Across these entries, how many lines contain the word "true"? Answer with only the number.

── INPUT DATA ──

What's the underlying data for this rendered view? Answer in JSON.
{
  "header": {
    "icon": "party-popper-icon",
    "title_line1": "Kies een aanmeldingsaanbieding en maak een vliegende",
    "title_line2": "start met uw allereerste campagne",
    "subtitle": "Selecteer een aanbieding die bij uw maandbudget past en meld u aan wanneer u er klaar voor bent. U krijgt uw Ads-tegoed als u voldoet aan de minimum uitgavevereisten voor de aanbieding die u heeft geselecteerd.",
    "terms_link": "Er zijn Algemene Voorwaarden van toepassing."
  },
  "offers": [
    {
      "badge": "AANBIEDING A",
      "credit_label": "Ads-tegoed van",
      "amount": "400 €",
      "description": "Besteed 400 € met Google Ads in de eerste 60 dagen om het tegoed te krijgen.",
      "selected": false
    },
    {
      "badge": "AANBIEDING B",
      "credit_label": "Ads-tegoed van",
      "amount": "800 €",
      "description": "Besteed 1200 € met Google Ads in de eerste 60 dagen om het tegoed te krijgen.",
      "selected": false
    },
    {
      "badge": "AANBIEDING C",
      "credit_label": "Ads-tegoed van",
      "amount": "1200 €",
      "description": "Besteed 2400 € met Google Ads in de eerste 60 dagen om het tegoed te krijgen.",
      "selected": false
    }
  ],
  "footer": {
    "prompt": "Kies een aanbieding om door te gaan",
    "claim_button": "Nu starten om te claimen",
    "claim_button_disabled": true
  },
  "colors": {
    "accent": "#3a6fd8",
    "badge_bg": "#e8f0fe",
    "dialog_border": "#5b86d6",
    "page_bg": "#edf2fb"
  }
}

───
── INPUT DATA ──

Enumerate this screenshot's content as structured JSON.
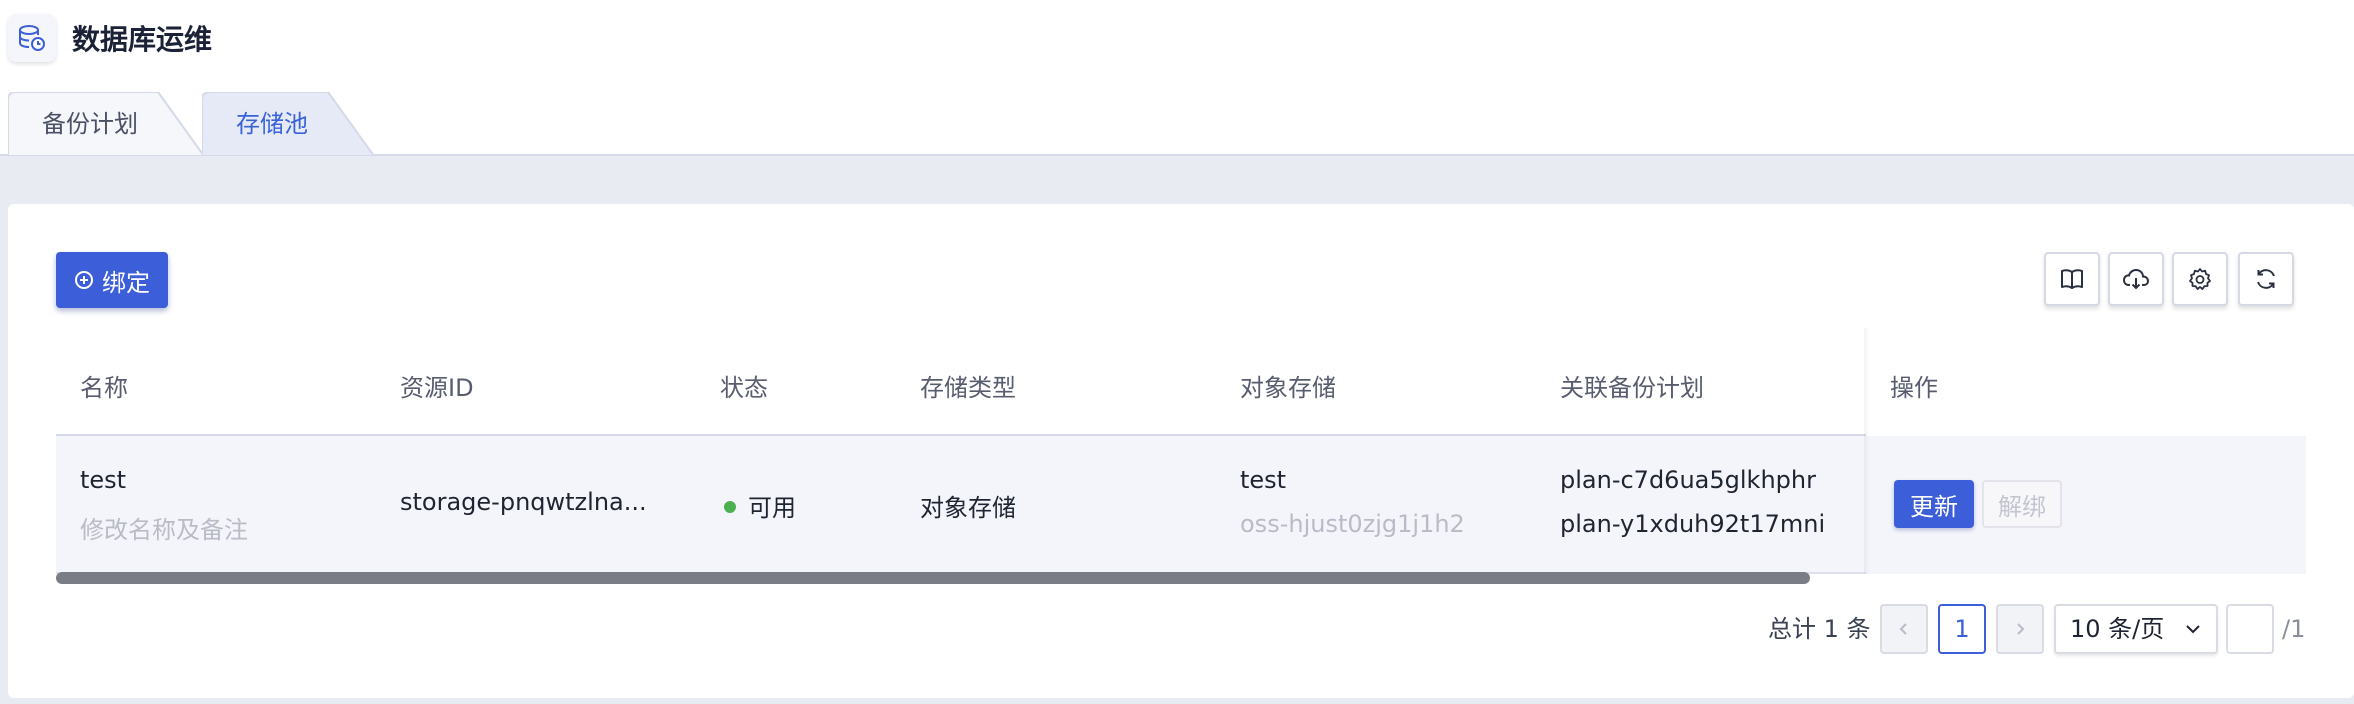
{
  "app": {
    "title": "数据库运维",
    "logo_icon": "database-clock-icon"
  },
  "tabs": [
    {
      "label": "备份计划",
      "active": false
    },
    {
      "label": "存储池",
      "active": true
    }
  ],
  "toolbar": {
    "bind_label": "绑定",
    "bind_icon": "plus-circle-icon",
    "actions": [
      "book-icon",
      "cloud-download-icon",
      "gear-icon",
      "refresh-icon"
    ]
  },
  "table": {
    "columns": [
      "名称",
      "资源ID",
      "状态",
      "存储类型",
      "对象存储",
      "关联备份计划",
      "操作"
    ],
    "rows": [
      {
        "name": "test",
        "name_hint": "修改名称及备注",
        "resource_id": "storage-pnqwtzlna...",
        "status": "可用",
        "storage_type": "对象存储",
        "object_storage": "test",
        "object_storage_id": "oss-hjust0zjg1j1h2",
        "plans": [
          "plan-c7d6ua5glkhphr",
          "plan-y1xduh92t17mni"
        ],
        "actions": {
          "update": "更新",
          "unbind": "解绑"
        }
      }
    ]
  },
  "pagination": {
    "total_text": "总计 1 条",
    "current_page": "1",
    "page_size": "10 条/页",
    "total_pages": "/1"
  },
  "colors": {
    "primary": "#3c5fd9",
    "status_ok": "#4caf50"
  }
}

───

_SOLUTION FOR THIS PROBLEM_
2